Grants for Education And Research (GEAR)
Thanks to some generous donors, we have funds for a limited number of Grants for Education And Research (GEAR), available for Symbolic Systems undergraduate majors and Master's students, to cover expenses such as research costs and conference travel that cannot be met through other funding sources.
About GEAR Funds
- GEAR grants are awarded on a rolling basis to qualifying students until funds are exhausted for the academic year (September to June).
- Because our total funds are limited, you should apply for no more than you need. That will increase the chances that we can cover your budget, and also allow as many other students as possible to receive grants when they apply.
- GEAR funding is limited to no more than $1,500 per student over the course of a degree program.
- Once GEAR funds are awarded, you will need to save and present your expense receipts to the Finance Officer for the Symbolic Systems Program, and fill out a Student Funding Certification form.

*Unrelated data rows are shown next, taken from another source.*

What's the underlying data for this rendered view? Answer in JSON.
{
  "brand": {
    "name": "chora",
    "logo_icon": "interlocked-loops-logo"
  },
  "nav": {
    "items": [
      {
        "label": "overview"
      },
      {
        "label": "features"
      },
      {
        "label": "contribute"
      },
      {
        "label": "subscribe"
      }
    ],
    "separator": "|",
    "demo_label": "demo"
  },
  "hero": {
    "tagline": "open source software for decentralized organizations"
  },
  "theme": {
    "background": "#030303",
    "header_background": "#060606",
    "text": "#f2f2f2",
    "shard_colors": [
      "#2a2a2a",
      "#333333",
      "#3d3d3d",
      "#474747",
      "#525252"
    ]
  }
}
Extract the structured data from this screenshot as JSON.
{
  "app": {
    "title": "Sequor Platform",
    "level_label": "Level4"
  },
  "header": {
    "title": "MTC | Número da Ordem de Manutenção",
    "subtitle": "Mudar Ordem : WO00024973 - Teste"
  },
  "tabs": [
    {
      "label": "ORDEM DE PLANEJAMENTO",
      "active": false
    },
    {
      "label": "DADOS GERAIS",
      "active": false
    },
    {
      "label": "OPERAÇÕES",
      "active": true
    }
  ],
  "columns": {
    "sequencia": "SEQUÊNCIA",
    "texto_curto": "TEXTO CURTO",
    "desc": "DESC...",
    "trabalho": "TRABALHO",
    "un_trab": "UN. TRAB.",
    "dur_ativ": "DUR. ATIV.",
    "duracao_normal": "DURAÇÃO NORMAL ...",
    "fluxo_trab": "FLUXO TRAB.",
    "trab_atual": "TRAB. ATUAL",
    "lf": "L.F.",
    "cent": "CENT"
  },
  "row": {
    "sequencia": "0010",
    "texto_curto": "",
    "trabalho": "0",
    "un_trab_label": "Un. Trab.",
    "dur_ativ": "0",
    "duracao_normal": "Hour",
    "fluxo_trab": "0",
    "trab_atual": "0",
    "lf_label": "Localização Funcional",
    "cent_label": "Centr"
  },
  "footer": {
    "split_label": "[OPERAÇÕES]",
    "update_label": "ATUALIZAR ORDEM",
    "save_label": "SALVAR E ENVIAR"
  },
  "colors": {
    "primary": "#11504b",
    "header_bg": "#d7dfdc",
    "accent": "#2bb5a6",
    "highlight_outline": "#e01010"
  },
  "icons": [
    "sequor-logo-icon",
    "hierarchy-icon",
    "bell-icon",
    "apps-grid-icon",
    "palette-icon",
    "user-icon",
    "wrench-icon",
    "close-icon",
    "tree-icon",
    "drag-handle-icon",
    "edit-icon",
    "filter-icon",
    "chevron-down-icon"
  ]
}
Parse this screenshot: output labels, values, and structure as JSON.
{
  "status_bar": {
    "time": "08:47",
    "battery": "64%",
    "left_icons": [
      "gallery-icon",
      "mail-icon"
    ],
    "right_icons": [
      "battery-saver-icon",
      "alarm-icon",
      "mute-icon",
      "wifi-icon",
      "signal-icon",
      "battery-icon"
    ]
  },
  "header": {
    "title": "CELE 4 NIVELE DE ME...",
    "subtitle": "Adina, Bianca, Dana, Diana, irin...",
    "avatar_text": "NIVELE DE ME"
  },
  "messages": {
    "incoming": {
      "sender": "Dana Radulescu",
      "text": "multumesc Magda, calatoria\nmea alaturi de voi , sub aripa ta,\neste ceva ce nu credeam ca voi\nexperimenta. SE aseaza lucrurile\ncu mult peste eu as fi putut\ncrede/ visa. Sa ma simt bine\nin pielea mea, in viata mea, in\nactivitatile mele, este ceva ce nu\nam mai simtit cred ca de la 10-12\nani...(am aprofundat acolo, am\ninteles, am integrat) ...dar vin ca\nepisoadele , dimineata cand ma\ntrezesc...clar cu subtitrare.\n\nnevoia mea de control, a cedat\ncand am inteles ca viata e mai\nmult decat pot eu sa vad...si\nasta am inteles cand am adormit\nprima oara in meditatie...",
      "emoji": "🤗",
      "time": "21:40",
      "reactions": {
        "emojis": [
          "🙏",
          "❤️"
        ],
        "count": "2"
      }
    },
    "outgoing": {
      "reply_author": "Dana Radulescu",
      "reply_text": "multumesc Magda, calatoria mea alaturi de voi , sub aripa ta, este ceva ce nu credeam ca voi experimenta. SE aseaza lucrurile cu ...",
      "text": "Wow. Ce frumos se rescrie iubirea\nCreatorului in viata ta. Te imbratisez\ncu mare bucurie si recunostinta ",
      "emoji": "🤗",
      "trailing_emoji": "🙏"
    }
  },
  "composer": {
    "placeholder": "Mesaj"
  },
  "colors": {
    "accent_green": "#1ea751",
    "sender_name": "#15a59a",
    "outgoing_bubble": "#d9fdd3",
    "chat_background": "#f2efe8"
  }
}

Once you have established that funds are not available elsewhere for your needs, you can apply for a Symbolic Systems GEAR by sending an email message to email@example.com with the following:
- A one sentence description of your education or research expense need (e.g. "I want to attend this year's Grace Hopper Conference.")
- A list of other funding sources you have inquired about, explaining why you have been unable to find all the funding you need elsewhere.
- An itemized budget that adds to the total amount you are requesting (up to $1500), listing your projected expenses and any other funding sources you expect to cover part of your needs.
- [optionally] A one-paragraph explanation of the project or activity and how it relates to your symbolic systems education. If you are requesting funding for research with human subjects, you will need Stanford IRB approval and an active protocl number, as well as a CITI certificate of completion of required nonmedical research ethics training, before we can give you funding. Fore more info, see http://humansubjects.stanford.edu/.
- A letter of support from a faculty mentor who endorses your proposal may also be needed if you are seeking funding to help you do a project (as opposed to presenting a paper). If you are presenting a paper at an academic conference, you should include in your proposal a pointer to the online schedule showing your name and session.